Task brief:
Within the entries that follow, show each line where the word "data" occurs.
[Records for this task Boundary: Start]
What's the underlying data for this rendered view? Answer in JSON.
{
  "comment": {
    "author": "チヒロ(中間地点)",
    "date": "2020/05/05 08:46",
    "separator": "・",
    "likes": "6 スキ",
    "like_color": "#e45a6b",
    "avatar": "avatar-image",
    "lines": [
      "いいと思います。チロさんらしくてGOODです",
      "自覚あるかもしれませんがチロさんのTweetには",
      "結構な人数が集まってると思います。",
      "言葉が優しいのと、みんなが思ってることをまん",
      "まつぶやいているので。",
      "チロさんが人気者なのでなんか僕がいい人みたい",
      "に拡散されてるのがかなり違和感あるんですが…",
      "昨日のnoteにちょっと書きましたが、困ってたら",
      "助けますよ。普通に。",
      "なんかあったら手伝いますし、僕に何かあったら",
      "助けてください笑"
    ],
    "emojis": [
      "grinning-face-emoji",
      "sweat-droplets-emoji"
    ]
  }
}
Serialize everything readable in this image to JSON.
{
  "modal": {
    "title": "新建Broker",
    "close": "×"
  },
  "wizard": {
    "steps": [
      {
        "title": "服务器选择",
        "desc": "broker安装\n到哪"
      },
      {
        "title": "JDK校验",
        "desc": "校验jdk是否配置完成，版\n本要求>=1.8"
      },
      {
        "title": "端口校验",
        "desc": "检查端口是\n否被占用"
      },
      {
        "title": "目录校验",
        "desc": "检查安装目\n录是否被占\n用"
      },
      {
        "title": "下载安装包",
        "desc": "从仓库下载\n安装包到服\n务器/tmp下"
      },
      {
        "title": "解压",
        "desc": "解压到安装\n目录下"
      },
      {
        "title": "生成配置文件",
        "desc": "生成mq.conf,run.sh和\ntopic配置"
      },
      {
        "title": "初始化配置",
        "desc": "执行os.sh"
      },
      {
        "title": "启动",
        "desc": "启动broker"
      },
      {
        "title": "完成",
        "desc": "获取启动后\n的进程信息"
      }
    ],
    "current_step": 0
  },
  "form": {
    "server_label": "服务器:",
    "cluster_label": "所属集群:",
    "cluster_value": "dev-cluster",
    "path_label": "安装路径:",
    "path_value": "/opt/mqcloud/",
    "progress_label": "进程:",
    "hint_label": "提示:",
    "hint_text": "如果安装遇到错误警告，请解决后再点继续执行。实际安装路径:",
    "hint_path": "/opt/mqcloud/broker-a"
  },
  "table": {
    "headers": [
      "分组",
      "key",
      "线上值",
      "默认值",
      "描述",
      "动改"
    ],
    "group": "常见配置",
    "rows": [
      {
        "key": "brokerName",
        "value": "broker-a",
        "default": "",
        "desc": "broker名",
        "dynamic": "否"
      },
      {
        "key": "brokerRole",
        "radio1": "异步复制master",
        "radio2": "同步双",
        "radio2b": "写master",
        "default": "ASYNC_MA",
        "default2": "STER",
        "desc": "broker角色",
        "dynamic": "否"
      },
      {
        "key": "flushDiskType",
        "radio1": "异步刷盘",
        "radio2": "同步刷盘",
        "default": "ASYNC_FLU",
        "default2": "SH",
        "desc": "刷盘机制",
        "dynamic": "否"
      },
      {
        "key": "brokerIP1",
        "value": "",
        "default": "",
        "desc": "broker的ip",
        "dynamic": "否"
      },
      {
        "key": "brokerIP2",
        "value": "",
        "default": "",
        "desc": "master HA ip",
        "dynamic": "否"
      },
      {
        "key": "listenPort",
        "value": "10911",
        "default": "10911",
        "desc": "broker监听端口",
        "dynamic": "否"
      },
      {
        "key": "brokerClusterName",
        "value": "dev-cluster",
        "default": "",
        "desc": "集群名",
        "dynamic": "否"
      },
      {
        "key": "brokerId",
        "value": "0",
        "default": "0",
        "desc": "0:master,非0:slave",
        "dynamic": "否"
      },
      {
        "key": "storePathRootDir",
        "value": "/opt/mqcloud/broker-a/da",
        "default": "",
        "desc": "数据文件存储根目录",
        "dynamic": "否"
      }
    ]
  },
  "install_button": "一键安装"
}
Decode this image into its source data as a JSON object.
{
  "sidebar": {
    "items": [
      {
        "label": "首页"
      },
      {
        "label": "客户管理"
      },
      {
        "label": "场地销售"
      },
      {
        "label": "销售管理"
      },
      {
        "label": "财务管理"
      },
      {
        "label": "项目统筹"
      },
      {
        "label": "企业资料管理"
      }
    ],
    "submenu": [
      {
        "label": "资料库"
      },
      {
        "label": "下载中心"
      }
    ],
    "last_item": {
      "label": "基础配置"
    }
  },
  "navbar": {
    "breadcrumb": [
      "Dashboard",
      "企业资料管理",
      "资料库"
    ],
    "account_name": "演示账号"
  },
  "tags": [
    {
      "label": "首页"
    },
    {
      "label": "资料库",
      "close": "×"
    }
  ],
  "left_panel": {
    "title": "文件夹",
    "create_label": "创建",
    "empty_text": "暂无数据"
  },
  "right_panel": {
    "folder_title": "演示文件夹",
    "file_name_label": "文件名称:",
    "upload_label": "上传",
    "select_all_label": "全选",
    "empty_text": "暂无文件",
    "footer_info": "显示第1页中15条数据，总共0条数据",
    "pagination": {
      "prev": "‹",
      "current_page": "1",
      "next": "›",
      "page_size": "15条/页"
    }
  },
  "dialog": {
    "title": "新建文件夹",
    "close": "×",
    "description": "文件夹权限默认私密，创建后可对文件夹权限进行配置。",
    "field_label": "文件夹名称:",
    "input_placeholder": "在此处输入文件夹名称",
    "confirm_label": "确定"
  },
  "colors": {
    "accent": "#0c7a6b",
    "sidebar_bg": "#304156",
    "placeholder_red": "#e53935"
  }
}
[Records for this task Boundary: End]
Exercise answer:
What's the underlying data for this rendered view? Answer in JSON.
Decode this image into its source data as a JSON object.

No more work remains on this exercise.